More focus needed on how union corruption operates
Recent investigations into corrupt union officials have revealed members’ money spent on flash houses, prostitutes and partying. A Royal Commission that dug out more examples of such behaviour might prompt a thrill of rage but it would not help solve the structural flaws that cause systemic corruption in industrial relations. It’s interesting to learn how union money is spent, but it would be more useful to discover how unions get those funds in the first place.
Back in 1975, 2000 officials were employed by unions with 3 million members whose membership dues provided a tax-free income stream.
Now 4000 officials are employed, while union membership is down to 1.8 million. So twice as many union officials now live off less than two-thirds of the membership revenue. Where is the extra money coming from? This is the important question.
An inquiry into union corruption would only be useful if it examined the myriad ways union officials ask for money, why employers agree to these requests and where all of the money is kept.
However, given unions and employers collude in this behaviour, they are hardly going to come forward to confess, so I don’t know how the conduct or the secret bank accounts will be discovered.
Individual union officials acting in isolation take money off people in business. Sometimes those officials sell out workers’ rights in the process. Examples I have seen include an official who gets a monthly “consultancy fee” from a business for the “right” to pay migrant workers below the award wage.

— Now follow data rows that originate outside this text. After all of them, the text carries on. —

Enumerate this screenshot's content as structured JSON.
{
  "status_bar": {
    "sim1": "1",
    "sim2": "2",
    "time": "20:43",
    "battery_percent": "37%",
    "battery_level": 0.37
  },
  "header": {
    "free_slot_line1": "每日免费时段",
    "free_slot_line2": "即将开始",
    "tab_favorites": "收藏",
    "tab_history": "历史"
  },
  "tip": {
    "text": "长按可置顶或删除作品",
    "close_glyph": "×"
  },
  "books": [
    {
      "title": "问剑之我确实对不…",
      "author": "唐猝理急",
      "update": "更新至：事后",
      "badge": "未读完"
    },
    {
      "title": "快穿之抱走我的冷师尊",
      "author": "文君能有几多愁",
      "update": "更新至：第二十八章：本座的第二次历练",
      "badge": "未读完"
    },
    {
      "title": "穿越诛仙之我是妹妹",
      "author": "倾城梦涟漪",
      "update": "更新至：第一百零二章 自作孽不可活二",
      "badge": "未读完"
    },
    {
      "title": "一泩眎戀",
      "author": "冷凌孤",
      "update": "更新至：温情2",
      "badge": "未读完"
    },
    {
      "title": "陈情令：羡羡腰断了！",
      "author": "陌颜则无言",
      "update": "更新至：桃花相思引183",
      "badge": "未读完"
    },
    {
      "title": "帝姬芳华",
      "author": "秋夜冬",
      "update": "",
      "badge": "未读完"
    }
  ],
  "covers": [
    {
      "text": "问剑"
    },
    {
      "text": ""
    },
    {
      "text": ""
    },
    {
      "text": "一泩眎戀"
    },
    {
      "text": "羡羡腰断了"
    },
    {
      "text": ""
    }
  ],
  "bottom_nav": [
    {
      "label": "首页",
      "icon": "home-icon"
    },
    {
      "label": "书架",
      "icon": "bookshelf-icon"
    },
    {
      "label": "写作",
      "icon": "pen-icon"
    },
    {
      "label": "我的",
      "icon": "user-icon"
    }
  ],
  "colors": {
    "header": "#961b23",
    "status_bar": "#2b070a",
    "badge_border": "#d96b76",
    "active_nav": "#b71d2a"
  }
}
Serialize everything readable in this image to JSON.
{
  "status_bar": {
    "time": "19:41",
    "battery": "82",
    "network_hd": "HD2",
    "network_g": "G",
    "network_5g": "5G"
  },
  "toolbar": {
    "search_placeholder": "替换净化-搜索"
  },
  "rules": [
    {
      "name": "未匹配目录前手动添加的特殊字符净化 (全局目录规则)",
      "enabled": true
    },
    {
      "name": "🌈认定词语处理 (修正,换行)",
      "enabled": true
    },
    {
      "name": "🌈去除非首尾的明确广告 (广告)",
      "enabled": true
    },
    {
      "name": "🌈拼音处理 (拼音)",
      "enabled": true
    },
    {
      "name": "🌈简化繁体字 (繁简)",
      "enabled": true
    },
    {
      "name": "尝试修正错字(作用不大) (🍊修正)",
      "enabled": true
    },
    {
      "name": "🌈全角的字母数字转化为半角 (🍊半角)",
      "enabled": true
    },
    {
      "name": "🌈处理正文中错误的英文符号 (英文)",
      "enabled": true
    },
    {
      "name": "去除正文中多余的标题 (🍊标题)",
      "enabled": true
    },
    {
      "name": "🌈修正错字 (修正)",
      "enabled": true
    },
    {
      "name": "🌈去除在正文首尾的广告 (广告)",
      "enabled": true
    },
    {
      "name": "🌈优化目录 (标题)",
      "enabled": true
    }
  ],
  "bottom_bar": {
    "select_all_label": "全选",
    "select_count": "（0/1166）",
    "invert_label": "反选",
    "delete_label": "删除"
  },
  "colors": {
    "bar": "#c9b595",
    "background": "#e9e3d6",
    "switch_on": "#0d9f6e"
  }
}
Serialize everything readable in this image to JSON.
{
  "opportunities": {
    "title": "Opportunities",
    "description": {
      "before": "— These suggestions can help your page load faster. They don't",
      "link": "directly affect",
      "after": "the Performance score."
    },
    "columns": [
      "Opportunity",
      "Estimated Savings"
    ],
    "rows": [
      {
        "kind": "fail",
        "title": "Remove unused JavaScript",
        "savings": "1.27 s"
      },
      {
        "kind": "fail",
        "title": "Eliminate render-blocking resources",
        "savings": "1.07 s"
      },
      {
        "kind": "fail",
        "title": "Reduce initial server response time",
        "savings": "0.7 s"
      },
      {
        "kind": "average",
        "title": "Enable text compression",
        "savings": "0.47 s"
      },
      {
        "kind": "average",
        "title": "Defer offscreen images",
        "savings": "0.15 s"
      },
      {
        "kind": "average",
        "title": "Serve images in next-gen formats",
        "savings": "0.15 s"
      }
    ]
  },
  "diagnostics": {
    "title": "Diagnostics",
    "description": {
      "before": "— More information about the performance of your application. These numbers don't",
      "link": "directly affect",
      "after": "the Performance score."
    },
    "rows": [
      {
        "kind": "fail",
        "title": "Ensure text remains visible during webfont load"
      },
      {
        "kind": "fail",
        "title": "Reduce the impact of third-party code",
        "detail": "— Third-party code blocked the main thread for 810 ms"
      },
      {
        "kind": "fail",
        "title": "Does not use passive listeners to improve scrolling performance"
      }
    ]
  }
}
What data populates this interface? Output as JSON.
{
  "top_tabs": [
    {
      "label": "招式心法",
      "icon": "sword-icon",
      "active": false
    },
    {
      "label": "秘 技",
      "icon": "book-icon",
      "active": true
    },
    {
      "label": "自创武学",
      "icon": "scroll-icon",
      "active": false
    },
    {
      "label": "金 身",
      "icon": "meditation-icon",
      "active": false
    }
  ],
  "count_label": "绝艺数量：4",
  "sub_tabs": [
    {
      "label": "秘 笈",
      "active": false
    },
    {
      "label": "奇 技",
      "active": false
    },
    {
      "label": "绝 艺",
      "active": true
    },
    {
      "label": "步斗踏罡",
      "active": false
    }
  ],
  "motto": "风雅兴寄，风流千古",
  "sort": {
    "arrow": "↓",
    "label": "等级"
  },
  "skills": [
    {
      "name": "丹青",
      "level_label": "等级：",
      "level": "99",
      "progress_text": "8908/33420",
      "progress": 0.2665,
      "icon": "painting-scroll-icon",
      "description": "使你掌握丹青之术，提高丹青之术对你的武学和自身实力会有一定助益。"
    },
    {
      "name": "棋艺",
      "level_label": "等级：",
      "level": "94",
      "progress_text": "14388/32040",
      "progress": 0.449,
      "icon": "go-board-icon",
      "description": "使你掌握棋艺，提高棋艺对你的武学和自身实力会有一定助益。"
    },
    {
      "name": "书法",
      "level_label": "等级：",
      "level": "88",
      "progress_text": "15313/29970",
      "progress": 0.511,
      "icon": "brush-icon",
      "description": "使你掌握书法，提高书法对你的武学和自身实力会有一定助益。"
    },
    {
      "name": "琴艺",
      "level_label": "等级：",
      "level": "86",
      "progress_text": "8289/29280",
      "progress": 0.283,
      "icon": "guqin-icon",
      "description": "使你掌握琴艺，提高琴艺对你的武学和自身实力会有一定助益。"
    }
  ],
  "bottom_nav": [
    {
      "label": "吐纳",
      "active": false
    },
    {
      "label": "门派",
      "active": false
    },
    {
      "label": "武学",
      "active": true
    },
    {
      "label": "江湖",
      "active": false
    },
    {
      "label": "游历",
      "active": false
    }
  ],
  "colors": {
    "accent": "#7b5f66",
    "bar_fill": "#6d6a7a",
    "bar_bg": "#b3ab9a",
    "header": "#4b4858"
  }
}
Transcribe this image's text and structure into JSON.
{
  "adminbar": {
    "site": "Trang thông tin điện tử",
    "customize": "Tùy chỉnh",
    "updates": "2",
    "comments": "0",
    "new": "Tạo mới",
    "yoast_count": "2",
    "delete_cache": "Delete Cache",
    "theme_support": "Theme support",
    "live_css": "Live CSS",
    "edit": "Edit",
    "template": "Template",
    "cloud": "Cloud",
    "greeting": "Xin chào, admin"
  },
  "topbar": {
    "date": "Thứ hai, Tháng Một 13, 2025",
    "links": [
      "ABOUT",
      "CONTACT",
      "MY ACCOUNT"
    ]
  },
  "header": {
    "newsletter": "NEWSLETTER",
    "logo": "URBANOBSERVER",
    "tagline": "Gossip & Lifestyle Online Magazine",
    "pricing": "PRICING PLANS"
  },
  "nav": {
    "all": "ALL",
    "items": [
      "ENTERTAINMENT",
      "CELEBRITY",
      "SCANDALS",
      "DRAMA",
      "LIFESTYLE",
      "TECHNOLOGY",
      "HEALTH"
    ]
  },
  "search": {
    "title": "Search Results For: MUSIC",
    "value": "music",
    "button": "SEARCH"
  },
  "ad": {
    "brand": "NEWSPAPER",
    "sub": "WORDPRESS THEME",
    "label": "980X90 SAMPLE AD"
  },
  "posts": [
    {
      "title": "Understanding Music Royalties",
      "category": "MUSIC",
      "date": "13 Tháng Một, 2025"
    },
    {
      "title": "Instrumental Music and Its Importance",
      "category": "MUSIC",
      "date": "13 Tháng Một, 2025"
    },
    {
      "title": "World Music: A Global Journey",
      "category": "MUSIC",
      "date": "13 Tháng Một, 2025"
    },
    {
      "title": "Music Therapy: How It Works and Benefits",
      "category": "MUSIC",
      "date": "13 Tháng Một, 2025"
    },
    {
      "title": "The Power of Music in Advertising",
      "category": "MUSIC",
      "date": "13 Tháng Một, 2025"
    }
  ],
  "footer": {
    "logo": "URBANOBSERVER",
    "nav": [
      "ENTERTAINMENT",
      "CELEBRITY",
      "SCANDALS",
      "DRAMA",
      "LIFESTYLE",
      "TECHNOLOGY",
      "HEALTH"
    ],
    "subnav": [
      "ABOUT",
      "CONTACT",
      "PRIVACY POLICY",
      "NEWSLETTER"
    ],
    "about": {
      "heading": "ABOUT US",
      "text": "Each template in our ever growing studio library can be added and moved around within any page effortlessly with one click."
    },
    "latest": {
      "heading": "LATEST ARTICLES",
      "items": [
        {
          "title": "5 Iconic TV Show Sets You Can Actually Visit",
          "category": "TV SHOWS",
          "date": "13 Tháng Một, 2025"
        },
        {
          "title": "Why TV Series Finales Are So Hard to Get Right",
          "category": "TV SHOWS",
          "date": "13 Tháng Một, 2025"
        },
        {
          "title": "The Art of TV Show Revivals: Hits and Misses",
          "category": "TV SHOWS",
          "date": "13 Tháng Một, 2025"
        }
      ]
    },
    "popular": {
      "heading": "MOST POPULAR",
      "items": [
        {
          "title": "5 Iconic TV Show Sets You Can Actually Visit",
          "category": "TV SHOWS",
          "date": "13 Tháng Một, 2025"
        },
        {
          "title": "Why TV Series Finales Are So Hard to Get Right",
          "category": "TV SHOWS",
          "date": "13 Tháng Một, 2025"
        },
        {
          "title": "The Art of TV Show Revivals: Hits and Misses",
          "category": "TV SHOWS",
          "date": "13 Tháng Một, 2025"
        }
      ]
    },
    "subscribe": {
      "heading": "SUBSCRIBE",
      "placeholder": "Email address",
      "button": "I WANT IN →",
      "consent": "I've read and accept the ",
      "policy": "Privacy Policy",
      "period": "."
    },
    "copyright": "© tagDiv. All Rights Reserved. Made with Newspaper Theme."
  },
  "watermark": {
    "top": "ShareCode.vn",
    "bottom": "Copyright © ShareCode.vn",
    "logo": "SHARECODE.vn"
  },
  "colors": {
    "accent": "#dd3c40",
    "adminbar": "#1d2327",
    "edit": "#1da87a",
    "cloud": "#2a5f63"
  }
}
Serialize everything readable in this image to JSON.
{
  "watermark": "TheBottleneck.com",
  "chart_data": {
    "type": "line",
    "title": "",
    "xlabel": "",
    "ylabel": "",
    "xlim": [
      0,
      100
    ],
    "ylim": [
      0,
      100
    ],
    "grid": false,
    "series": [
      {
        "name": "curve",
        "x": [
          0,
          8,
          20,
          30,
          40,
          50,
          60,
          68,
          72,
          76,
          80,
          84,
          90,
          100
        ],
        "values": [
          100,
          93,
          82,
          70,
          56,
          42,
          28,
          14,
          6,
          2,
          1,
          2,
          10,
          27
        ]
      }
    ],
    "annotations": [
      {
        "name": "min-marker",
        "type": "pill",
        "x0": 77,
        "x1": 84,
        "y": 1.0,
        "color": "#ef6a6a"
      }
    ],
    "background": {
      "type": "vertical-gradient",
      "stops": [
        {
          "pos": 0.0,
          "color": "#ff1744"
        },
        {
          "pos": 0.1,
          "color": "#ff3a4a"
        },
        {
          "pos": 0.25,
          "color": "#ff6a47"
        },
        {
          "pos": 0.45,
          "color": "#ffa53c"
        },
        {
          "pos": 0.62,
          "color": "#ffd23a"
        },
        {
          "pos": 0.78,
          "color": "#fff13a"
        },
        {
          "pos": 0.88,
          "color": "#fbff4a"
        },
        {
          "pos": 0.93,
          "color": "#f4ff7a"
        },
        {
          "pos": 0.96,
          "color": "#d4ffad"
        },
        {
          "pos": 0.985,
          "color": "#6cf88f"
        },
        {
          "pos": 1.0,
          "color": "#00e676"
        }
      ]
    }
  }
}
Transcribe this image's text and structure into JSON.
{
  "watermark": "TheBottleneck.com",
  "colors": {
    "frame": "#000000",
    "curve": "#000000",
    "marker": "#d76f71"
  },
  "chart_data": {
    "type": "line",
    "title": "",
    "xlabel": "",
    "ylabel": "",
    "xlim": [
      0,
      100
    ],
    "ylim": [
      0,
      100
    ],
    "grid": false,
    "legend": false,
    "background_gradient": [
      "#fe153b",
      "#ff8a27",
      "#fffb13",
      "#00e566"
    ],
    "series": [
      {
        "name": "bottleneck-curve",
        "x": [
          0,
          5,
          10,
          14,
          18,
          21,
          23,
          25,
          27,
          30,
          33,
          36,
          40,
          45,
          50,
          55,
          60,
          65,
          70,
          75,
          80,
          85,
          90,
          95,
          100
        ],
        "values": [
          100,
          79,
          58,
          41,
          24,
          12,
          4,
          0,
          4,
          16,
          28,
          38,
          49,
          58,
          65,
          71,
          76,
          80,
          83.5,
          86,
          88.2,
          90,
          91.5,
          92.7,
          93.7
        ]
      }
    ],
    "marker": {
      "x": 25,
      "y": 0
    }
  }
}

I know of another case where an annual lump sum is paid in cash to an official of a less militant union for “agreement coverage” of workers, denying the workers the legal right to join a more militant union of their preference. Money raised in these ways would not go back to the union and nor would the union know about it.
RORTS AT HIGHER LEVELS
At the branch level, union leaders seek money from bosses in other ways. A company may be asked to write a cheque to a union “charity” to guarantee a trouble-free construction site. Big companies regularly “donate” significant amounts of money to various union entities, such as “training companies” in return for a “good relationship”. A builder may “donate” an apartment to a union in return for cheaper labour, or they may pay one union in order to keep another union out.